  • Vaclav Havel, the DJ of the Velvet Revolution, also got it right: “dissent” and “opposition” were pretty useless, even lifeless notions in resisting “post-totalitarian” power, and with this locution, he wasn’t referring only to the Soviet bloc—he understood the U.S. as the farthest outpost of post-totalitarian society The means and the end of resistance was not to draw up more just demands, write up more pristine platforms, or do more good on behalf of the benighted (“direct political work in the traditional sense”); it was instead to try to live your life free of the claims of necessity, in a “pre-political” space where you learned how to distinguish between the truth and the speech of power.

In “The Power of the Powerless,” the 1978 samizdat manifesto that inspired Solidarity in Poland, landed him in jail back home, galvanized Charter 77, and led directly to the Velvet Revolution, Havel called this space a “hidden sphere,” an “independent life of society,” a “parallel structure”—parallel, that is, to the state—or just “culture” as such. It wasn’t a retreat available only to the bohemian, the diffident, and the affluent (“an act of isolation”), it was where the real life of the future could be glimpsed, maybe even experienced. And so he concluded:
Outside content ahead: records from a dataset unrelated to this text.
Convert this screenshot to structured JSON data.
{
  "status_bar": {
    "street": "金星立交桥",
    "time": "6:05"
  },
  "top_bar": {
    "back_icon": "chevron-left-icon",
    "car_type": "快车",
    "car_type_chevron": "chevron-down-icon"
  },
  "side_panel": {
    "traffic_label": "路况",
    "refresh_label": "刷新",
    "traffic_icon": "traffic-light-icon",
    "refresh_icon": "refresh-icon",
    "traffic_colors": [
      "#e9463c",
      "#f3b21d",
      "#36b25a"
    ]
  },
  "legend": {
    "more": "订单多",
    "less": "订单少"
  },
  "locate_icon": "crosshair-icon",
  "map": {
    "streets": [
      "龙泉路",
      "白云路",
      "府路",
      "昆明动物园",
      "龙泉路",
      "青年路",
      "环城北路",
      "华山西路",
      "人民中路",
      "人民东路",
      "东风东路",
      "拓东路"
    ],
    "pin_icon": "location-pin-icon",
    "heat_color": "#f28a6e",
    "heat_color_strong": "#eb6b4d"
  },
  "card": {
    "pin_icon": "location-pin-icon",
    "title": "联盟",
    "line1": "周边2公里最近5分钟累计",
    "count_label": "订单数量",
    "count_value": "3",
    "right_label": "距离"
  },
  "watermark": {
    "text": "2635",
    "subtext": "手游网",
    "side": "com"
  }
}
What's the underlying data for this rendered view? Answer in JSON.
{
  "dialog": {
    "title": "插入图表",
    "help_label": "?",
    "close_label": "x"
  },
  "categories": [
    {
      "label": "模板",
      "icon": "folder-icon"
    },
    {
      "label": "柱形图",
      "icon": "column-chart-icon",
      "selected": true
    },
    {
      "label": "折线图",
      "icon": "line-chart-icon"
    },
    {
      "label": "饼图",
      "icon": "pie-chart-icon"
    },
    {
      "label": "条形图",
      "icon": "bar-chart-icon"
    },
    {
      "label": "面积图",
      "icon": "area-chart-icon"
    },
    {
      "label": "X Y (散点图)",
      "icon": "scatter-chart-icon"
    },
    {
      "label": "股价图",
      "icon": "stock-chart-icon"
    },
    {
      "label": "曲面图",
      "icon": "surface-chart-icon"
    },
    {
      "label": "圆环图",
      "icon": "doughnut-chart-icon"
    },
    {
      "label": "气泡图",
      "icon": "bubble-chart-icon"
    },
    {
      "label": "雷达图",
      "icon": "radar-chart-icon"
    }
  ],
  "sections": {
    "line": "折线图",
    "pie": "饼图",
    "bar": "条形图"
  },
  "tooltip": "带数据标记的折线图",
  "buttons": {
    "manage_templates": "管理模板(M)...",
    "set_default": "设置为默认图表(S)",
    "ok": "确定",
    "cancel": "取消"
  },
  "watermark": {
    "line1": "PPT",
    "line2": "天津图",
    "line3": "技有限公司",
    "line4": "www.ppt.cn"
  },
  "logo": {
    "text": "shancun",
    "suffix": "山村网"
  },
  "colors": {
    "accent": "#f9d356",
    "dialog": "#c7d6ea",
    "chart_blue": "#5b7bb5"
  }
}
The real background to the movements that gradually assume political significance does not usually consist of overtly political events or confrontations between different forces or concepts that are openly political. These movements for the most part originate elsewhere, in the far broader reaches of the ‘pre-political,’ where living within a lie confronts living within the truth, that is, where the demands of the post-totalitarian system conflict with the real aims of life. . . . Such a conflict acquires a political character, then, not because of the elementary political nature of the aims demanding to be heard but simply because, given the complex system of manipulation on which the post-totalitarian system is founded and on which it is dependent, every free human act or expression, every attempt to live within the truth, must necessarily appear as a threat to the system, and, thus, as something which is political par excellence.”

James Livingston

James Livingston is Professor of History at Rutgers University. He blogs at Politics and Letters, where this was cross-posted.

Republished with permission from History News Network.